**Record extracts**
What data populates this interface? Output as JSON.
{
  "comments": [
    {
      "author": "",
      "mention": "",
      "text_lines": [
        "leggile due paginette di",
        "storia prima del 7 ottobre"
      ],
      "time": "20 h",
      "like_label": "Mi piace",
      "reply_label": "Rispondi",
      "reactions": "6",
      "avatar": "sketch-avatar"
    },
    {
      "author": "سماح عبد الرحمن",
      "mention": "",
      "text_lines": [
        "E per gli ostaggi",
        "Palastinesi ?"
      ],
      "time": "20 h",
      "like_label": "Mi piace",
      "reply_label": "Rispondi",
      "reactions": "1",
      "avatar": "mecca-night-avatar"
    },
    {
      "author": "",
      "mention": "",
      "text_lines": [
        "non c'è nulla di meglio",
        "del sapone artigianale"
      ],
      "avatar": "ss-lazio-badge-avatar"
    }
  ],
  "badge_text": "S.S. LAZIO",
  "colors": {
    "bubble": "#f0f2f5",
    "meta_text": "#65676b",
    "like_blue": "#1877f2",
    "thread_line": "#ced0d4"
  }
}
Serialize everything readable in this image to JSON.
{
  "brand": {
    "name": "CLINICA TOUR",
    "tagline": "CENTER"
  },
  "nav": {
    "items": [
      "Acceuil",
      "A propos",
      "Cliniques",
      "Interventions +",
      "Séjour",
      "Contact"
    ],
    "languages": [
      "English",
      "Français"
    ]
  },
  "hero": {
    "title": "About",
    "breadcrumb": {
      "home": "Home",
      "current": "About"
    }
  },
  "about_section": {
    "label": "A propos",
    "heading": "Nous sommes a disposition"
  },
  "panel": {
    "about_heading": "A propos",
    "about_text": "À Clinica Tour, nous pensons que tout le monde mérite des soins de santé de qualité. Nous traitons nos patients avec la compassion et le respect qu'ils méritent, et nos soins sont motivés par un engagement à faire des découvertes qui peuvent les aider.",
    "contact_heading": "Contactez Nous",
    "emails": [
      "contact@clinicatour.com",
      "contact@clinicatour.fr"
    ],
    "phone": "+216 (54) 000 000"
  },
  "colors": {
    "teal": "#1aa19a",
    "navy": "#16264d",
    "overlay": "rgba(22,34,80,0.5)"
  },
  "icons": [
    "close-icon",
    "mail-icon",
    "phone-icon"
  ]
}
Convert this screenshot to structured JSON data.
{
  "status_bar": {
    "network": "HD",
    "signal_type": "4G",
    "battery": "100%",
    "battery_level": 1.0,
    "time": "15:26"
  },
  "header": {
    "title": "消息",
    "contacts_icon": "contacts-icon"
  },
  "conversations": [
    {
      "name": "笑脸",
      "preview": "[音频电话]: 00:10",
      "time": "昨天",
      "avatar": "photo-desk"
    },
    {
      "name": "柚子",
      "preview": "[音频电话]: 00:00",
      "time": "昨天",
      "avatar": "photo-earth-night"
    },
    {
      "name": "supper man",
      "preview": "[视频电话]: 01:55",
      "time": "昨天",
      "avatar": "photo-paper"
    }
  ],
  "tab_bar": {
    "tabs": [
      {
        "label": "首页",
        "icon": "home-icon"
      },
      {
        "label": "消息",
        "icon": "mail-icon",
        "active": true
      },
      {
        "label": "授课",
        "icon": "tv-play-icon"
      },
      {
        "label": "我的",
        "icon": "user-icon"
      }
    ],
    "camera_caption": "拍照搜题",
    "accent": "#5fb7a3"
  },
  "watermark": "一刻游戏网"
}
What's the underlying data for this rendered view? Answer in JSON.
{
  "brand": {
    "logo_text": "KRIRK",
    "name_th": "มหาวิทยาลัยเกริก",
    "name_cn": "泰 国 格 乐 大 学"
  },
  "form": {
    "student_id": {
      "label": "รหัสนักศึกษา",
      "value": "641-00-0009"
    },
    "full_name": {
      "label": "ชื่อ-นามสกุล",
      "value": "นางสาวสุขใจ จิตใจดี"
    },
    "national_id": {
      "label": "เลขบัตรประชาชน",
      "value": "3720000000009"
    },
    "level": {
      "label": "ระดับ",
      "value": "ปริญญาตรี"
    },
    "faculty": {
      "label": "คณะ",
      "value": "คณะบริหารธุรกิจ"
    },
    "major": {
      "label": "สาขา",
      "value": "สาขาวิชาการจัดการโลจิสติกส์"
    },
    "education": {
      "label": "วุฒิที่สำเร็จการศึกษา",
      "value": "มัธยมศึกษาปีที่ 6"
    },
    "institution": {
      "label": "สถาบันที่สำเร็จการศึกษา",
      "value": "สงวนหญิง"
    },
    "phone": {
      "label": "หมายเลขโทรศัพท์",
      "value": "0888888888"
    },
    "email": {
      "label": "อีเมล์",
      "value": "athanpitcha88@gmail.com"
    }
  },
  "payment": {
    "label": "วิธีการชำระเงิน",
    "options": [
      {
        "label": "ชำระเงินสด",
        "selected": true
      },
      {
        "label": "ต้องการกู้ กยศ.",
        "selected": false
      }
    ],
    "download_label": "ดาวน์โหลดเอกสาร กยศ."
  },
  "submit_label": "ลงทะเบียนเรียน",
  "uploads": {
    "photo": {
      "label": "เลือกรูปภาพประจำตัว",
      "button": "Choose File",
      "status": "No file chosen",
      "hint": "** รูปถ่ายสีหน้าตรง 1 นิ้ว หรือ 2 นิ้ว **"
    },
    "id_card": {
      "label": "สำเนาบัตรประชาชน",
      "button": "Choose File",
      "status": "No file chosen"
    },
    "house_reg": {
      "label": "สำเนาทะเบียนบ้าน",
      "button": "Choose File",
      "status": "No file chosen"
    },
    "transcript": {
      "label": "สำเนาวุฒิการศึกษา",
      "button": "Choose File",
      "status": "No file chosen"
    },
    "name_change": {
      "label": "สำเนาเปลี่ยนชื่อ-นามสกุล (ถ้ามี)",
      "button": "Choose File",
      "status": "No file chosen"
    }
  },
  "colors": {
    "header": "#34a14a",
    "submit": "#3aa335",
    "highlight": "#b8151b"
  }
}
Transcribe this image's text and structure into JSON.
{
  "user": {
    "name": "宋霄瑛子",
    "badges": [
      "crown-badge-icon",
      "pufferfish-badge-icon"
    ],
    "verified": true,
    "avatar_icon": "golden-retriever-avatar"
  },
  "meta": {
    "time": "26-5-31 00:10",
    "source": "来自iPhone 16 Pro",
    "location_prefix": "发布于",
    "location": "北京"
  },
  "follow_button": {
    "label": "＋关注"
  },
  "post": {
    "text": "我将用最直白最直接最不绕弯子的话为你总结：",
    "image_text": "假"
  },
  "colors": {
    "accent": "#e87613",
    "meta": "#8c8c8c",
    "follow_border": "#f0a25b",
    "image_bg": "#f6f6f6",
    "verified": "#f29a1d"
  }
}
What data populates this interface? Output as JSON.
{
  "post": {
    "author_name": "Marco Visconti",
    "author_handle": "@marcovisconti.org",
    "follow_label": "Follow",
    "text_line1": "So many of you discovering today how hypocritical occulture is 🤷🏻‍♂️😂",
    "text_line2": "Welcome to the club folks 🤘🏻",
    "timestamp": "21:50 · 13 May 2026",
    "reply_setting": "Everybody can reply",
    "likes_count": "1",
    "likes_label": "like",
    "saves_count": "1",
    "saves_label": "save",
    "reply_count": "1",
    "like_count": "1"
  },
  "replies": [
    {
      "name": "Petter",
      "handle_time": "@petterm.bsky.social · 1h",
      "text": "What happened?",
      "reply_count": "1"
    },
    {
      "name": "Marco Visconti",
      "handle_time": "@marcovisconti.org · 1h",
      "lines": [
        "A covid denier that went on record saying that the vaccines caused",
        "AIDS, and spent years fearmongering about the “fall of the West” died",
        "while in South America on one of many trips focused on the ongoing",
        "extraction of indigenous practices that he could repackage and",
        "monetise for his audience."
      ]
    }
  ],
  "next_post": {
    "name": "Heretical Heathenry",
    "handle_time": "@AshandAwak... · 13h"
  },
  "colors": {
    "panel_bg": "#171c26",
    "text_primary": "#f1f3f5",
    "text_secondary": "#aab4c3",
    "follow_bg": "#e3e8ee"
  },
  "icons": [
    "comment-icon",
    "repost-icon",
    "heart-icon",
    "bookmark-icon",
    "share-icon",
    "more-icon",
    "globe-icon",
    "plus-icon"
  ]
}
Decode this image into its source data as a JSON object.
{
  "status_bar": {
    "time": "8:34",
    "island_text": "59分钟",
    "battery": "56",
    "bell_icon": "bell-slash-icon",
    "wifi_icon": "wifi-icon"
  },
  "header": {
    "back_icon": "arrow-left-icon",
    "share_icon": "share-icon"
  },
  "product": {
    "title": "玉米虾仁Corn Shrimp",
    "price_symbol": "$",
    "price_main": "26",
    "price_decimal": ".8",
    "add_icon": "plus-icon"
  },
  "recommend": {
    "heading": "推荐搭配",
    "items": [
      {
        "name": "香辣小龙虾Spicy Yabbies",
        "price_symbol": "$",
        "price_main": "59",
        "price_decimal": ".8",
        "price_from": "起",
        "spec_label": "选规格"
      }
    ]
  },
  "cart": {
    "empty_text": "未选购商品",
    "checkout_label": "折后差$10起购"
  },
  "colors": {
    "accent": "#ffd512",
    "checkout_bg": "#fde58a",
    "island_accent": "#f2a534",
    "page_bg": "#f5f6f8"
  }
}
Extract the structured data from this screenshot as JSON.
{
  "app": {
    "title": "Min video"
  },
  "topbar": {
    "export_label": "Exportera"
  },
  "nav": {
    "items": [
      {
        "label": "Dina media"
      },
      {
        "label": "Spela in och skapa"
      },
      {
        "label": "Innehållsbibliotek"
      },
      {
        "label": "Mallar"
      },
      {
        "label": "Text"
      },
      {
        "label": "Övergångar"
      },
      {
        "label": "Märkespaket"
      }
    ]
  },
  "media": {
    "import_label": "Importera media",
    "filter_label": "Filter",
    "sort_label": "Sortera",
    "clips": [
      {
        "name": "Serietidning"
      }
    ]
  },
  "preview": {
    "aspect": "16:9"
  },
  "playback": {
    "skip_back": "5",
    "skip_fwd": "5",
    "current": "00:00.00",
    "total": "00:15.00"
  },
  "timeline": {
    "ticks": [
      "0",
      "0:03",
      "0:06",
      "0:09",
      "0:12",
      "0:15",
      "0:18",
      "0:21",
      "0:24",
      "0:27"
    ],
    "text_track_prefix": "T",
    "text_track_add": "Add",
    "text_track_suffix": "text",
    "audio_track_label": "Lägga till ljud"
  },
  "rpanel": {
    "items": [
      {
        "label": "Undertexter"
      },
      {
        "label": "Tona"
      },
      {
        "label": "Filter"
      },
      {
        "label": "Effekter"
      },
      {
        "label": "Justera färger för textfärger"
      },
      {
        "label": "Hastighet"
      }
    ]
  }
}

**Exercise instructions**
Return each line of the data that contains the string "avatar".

**Response**
      "avatar": "sketch-avatar"
      "avatar": "mecca-night-avatar"
      "avatar": "ss-lazio-badge-avatar"
      "avatar": "photo-desk"
      "avatar": "photo-earth-night"
      "avatar": "photo-paper"
    "avatar_icon": "golden-retriever-avatar"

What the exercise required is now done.